A Transplant's Perspective: How to survive tourist season in New Orleans
There's a season for everything in New Orleans - festivals, may flies, and..tourists. The season of tourists coming for FQF, Jazzfest, the warm sun, and every other reason is upon us, and the in and out flow of their onlooking is as predictable as the Riverfront streetcar (we all know how that goes). How do you relax in your hometown when it’s one of the hottest vacation spots in America?
There's one solution that I can think of. It's time to go native again.
1. Check out the events the Jazz and Heritage Foundation hosts throughout the year. No, not the Jazz Fest hosted by Shell, which everyone and their mamas know about. Try the Tom Dent Congo Square Lecture Series, BBQ and Blues Festival or the New World Rhythms Festival.
2. Have a drink at the Maple Leaf Bar, where prominent local musicians often stop by to test new material. Watch music history being made before your eyes and have a bootlicking good drink.
3. Experience 300 years of history at a local NOLA farm at Toups’ Meatery Restaurant. In 2012, Chef Issac Toups and his wife Amanda opened the restaurant to share his unique take on Cajun cuisine. It’s so delicious and unique that Chef Toups was named a James Beard Best Chef of the South Semifinalist twice. Many of his dishes are inspired by both of his grandmothers, though he studied with Emeril Lagasse. Give the Confit Chicken Thighs with chicken liver and cornbread dressing a try.
4. Support the arts! Every first Saturday, attend gallery hop along Julia Street in the Arts District. The art festivities start at 6 p.m. And if you are looking for free days at the museums, be happy you're a local on these days:
Wednesdays - New Orleans Museum of Art is free for LA residents
Thursdays - The Ogden Ogden Museum of Southern Art is free for LA residents
Sunday - The Contemporary Arts Center is free for LA residents
*Don't forget about Second Saturday on St. Claude, and there are lots of galleries that offer free admission once a month or even once a week!
5. Check out boutiques and window shop along Charles and Royal streets for art and antiques. Give back to your local economy, and learn a new story about the previous owner of an antique that catches your eye. Sure, it’s a little cliché, but there are new sights to be seen in old places – especially when they’re this old. Have you stopped to appreciate and sketch the iron lace balconies and 17th- and 18th-century architecture?

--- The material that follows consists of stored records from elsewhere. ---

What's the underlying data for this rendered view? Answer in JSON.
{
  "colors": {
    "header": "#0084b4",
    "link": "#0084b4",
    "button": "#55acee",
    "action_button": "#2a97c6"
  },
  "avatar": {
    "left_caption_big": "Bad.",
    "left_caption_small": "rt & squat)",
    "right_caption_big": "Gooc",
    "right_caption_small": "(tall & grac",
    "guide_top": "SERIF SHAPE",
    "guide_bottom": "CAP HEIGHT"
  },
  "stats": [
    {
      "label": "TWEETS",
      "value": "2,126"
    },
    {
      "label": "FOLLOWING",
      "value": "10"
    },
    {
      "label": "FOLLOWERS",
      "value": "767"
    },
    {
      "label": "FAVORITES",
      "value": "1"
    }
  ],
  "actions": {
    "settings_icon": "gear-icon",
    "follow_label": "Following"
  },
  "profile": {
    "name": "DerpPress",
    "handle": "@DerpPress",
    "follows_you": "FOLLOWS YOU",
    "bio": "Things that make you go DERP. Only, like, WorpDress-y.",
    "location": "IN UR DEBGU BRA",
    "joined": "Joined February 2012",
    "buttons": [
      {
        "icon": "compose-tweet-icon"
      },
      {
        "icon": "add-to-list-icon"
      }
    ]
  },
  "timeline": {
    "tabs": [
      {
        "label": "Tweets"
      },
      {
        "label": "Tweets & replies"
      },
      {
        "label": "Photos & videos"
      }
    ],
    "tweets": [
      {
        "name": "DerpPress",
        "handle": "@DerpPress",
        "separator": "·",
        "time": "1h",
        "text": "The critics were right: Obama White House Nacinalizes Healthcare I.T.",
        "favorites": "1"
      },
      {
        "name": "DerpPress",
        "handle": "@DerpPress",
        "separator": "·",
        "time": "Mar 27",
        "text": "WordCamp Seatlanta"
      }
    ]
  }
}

6. Forget the crowded streets and get in touch with nature. There’s the Jean Lafitte National Historic Park and Preserve (it's not full mosquitos season yet, so you don't have to cloth yourself from neck to toes!), with more than six sites of cultural heritage and beauty. Have a picnic and read a book under the 100-year-old oak trees in Audubon Park or City Park, or chill out under the chime tree in City Park (you'll hear it when walking around the Big Lake if you keep a keen ear). Learn about the tiny creatures of nature at the Audubon Butterfly Garden and Insectarium.
7. Prep for Hurricane season with a Hurricane Party. To some it’s tasteless, but it’s a Southern coast tradition. Have a potluck or bring an item to the nearest shindig. Most of all, be safe during hurricane season.
8. Check out a cooking demo at the Crescent City Farmers’ Market. Then, buy the ingredients and put your own twist on it at home. Support local food and farming. From midweek to Saturday, the farmers’ market rotates locations and is open from 9:00 AM to 1 PM. There's also Hollygrove Market as well as random markets you find simply walking around the city! No reason not take advantage of the sunny, not excruciatingly hot, days that spring in New Olreans offers. Get those feet moving, and snack at the markets you find on the way!
9. Sample food from the top 10 best food trucks in New Orleans over 10 days. There’s good eating from Rollin Fatties (Latin American) at No. 1 to The Red Stove (Mediterranean and Po Boys) at No. 10.
There is still so much to discover and rediscover as a local living in a tourist city. The roots in New Orleans run deep, and tourism barely scratches the surface of such a cultural gem. We all know that there’s no other place people would rather call home than NOLA, no matter what the season.
Savannah Hemmings is a Tulane University alum with a degree in Journalism and Mass Communications. She is a Philadelphia-based personal stylist and writes about style, fashion and fitness on her lifestyle blog, Sincerely Savannah. Her work has been featured on Hello Giggles, Bustle, Self Magazine and TIME. The best days of her life were spent gallivanting through the streets of New Orleans and completely believes in the quote “You can live in any city in American but New Orleans is the only city that lives in you.”
Kelley Crawford is a professor, writer, mentor, dancer, and constant questioner. If you would like to contact Kelley Crawford, you can email her at firstname.lastname@example.org.